What you need to do: All that should appear is the run of lines from the one containing "Extract the structured" through the end of the records, each repeated exactly.

(Records drawn from a dataset)
================================

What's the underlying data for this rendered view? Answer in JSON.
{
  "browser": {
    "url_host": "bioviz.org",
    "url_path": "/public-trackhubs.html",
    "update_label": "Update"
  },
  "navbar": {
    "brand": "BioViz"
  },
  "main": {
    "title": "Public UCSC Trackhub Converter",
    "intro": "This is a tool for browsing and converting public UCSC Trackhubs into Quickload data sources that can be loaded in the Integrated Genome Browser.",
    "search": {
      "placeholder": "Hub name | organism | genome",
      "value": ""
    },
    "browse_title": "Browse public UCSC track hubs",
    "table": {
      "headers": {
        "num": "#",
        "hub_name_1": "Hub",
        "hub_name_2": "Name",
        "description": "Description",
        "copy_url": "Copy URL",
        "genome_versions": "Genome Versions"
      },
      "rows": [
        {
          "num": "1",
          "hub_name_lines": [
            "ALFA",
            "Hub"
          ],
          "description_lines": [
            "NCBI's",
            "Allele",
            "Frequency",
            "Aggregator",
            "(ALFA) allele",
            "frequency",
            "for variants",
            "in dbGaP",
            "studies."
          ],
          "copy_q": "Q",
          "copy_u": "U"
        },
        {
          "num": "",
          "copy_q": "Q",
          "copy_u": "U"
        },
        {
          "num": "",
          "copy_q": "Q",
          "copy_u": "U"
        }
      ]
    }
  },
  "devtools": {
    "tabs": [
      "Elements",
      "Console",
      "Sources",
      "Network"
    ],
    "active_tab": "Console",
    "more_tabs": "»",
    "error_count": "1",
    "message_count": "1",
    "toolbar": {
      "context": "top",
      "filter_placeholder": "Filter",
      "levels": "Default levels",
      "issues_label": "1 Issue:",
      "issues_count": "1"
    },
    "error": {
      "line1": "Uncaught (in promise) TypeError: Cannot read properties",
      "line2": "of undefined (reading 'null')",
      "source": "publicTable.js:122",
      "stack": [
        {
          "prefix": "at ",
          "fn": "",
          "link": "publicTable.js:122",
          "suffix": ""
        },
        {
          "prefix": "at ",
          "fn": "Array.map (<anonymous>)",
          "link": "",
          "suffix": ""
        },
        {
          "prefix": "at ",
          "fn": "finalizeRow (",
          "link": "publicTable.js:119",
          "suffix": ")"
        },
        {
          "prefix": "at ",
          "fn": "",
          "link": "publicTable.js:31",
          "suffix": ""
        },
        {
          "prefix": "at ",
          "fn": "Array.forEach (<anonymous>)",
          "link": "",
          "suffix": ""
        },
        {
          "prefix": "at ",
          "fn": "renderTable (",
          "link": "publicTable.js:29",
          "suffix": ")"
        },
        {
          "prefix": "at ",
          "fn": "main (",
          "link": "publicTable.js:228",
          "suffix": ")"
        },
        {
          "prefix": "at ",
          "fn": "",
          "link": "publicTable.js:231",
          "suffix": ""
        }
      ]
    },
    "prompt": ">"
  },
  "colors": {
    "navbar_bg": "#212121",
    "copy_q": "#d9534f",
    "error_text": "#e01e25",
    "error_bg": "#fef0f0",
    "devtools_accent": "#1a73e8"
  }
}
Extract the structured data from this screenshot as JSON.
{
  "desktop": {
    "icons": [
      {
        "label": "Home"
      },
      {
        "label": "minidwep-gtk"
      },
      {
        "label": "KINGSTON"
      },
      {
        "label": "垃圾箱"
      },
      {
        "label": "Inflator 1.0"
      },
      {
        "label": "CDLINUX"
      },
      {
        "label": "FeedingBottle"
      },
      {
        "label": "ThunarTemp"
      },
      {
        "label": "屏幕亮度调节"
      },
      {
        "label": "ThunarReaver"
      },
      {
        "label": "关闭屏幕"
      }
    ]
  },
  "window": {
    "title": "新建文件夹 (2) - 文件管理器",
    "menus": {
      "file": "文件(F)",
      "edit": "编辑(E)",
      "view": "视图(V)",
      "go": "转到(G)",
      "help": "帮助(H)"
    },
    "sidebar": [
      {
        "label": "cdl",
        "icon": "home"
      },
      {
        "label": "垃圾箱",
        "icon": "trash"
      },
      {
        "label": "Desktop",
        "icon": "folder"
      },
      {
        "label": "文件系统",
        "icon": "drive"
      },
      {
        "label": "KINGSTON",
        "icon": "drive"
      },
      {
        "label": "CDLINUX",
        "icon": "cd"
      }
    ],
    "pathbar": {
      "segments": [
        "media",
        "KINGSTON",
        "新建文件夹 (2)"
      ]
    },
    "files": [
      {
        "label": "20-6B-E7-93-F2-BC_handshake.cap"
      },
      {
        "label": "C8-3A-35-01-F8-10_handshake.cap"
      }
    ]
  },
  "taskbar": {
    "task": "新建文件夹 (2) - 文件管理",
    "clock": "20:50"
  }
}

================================

Your response:
Extract the structured data from this screenshot as JSON.
{
  "desktop": {
    "icons": [
      {
        "label": "Home"
      },
      {
        "label": "minidwep-gtk"
      },
      {
        "label": "KINGSTON"
      },
      {
        "label": "垃圾箱"
      },
      {
        "label": "Inflator 1.0"
      },
      {
        "label": "CDLINUX"
      },
      {
        "label": "FeedingBottle"
      },
      {
        "label": "ThunarTemp"
      },
      {
        "label": "屏幕亮度调节"
      },
      {
        "label": "ThunarReaver"
      },
      {
        "label": "关闭屏幕"
      }
    ]
  },
  "window": {
    "title": "新建文件夹 (2) - 文件管理器",
    "menus": {
      "file": "文件(F)",
      "edit": "编辑(E)",
      "view": "视图(V)",
      "go": "转到(G)",
      "help": "帮助(H)"
    },
    "sidebar": [
      {
        "label": "cdl",
        "icon": "home"
      },
      {
        "label": "垃圾箱",
        "icon": "trash"
      },
      {
        "label": "Desktop",
        "icon": "folder"
      },
      {
        "label": "文件系统",
        "icon": "drive"
      },
      {
        "label": "KINGSTON",
        "icon": "drive"
      },
      {
        "label": "CDLINUX",
        "icon": "cd"
      }
    ],
    "pathbar": {
      "segments": [
        "media",
        "KINGSTON",
        "新建文件夹 (2)"
      ]
    },
    "files": [
      {
        "label": "20-6B-E7-93-F2-BC_handshake.cap"
      },
      {
        "label": "C8-3A-35-01-F8-10_handshake.cap"
      }
    ]
  },
  "taskbar": {
    "task": "新建文件夹 (2) - 文件管理",
    "clock": "20:50"
  }
}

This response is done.